[Task to complete]: The response should be exactly the number of lines in the material below that contain the word "Fact".

[Dataset records]:
• • • • • • •
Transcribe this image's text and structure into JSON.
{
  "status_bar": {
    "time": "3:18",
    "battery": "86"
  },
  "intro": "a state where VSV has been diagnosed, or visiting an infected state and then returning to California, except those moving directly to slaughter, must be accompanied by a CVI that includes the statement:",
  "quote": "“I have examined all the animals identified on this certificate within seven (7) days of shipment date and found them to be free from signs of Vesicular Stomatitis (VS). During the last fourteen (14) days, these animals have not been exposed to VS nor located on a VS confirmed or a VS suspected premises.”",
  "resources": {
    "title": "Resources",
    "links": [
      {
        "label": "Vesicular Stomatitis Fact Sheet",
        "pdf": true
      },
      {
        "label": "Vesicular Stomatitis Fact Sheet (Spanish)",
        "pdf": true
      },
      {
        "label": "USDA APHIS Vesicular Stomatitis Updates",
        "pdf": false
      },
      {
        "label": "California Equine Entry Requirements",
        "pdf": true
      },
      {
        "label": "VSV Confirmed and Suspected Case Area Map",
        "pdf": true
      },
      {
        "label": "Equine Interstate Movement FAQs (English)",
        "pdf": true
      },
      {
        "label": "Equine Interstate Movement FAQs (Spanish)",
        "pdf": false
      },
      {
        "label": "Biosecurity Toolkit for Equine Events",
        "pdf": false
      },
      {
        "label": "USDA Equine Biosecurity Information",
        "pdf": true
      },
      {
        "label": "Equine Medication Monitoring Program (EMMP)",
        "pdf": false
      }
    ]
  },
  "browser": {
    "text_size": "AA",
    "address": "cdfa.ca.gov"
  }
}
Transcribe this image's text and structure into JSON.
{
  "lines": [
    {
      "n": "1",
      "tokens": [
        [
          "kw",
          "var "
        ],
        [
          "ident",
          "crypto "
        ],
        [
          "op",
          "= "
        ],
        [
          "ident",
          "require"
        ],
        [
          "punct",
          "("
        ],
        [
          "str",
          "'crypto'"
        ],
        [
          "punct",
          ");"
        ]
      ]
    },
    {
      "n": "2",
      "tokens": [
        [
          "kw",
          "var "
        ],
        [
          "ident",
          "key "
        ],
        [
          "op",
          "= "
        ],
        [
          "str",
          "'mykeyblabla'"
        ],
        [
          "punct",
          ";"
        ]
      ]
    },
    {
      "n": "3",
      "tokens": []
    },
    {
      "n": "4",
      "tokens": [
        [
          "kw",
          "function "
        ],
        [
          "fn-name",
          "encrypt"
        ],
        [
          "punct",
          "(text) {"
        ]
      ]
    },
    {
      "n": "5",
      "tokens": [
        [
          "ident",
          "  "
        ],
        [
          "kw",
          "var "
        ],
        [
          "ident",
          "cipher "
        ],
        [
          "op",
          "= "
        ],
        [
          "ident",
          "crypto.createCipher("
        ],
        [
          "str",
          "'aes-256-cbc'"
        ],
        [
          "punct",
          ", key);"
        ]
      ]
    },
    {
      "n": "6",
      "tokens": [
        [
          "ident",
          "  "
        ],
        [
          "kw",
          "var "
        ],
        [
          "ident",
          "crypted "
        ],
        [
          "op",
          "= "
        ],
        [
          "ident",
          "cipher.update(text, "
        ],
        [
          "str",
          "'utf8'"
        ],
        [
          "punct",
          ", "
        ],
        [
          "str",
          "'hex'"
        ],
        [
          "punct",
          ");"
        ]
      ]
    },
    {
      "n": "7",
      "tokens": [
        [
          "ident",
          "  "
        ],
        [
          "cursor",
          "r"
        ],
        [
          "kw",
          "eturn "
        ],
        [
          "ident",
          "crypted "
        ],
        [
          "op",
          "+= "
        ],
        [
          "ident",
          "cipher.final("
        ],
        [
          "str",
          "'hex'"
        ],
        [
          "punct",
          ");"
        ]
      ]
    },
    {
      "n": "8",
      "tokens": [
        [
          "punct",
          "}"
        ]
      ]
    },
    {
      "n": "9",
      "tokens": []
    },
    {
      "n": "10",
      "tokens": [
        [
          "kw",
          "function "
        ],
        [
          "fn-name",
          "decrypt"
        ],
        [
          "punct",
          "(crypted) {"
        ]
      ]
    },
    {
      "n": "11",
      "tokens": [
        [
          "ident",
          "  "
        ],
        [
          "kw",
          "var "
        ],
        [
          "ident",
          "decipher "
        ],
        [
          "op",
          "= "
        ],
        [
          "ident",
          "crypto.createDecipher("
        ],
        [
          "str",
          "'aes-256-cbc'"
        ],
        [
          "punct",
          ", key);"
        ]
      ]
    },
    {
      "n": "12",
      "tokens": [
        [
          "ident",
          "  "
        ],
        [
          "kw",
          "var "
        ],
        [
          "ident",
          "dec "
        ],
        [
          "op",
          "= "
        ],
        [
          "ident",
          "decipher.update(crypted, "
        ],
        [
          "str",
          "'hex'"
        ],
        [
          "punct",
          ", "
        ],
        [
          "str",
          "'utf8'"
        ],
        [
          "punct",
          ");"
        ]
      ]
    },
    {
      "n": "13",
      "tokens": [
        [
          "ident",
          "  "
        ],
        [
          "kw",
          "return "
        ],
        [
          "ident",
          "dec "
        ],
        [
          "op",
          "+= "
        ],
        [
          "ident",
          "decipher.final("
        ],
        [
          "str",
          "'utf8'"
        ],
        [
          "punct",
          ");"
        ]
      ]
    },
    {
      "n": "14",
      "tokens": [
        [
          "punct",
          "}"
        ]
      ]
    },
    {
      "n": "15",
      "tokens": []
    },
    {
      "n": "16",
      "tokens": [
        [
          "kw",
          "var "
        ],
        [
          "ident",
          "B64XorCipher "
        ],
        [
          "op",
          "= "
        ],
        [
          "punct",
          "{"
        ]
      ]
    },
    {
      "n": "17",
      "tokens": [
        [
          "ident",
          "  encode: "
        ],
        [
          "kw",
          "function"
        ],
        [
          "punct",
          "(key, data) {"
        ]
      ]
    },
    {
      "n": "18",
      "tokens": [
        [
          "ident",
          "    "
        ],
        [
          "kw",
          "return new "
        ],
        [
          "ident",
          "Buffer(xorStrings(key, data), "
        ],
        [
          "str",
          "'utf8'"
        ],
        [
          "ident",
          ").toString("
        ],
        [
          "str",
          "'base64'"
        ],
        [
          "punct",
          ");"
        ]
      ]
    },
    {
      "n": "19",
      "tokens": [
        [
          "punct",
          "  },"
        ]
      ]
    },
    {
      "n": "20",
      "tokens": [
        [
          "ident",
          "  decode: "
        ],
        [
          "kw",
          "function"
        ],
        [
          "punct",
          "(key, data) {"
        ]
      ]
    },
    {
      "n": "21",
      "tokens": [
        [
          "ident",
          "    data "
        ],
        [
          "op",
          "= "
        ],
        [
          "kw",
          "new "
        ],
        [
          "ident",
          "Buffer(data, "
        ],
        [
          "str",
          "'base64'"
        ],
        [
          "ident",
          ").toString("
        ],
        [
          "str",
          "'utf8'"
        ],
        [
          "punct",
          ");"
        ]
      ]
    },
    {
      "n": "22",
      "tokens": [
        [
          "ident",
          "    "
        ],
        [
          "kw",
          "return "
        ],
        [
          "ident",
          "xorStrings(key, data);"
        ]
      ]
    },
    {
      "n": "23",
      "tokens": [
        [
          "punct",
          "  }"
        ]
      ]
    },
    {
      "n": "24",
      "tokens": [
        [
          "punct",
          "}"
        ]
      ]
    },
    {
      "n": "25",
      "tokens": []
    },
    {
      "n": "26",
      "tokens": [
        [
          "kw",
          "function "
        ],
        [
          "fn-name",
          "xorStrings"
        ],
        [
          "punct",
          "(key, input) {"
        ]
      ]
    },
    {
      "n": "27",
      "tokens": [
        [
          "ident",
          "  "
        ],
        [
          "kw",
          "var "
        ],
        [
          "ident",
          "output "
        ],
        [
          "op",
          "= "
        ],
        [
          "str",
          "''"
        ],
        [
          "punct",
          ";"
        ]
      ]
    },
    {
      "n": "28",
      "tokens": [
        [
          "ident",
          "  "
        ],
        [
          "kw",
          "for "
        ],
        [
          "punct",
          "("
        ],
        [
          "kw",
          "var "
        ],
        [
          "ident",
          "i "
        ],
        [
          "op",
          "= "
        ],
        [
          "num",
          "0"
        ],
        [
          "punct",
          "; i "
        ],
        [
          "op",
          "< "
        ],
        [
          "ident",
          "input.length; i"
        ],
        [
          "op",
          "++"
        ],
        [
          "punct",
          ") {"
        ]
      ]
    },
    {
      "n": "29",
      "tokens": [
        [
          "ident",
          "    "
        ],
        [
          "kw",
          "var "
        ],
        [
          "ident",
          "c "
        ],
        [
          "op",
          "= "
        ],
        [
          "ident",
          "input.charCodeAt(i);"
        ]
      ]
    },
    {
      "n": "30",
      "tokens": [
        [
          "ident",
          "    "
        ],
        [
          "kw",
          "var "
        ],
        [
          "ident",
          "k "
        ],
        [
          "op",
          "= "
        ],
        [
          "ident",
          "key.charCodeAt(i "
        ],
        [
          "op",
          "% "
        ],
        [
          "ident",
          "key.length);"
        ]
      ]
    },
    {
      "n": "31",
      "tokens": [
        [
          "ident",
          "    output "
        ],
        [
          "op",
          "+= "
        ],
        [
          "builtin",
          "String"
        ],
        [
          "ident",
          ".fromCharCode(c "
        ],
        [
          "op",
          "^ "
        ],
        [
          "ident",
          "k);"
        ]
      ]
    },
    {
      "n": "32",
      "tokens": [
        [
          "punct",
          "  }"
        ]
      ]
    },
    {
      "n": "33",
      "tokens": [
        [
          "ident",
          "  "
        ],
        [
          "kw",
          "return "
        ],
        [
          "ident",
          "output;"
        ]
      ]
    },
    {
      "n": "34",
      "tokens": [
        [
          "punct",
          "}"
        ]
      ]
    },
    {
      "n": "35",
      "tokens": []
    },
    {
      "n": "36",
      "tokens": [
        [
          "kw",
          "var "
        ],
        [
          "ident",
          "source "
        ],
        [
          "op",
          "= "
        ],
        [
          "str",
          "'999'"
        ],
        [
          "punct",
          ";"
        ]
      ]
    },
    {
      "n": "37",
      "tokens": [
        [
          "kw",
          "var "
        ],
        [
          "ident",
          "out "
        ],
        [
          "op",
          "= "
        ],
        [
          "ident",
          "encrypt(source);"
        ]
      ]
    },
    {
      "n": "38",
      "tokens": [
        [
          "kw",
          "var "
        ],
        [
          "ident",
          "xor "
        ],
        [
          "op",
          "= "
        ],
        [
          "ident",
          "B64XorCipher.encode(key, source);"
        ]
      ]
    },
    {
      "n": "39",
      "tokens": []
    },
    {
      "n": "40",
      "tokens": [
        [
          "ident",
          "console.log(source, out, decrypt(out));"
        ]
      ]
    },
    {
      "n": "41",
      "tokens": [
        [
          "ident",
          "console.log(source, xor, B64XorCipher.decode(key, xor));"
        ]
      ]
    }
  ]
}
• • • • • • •
[Exercise response]: 2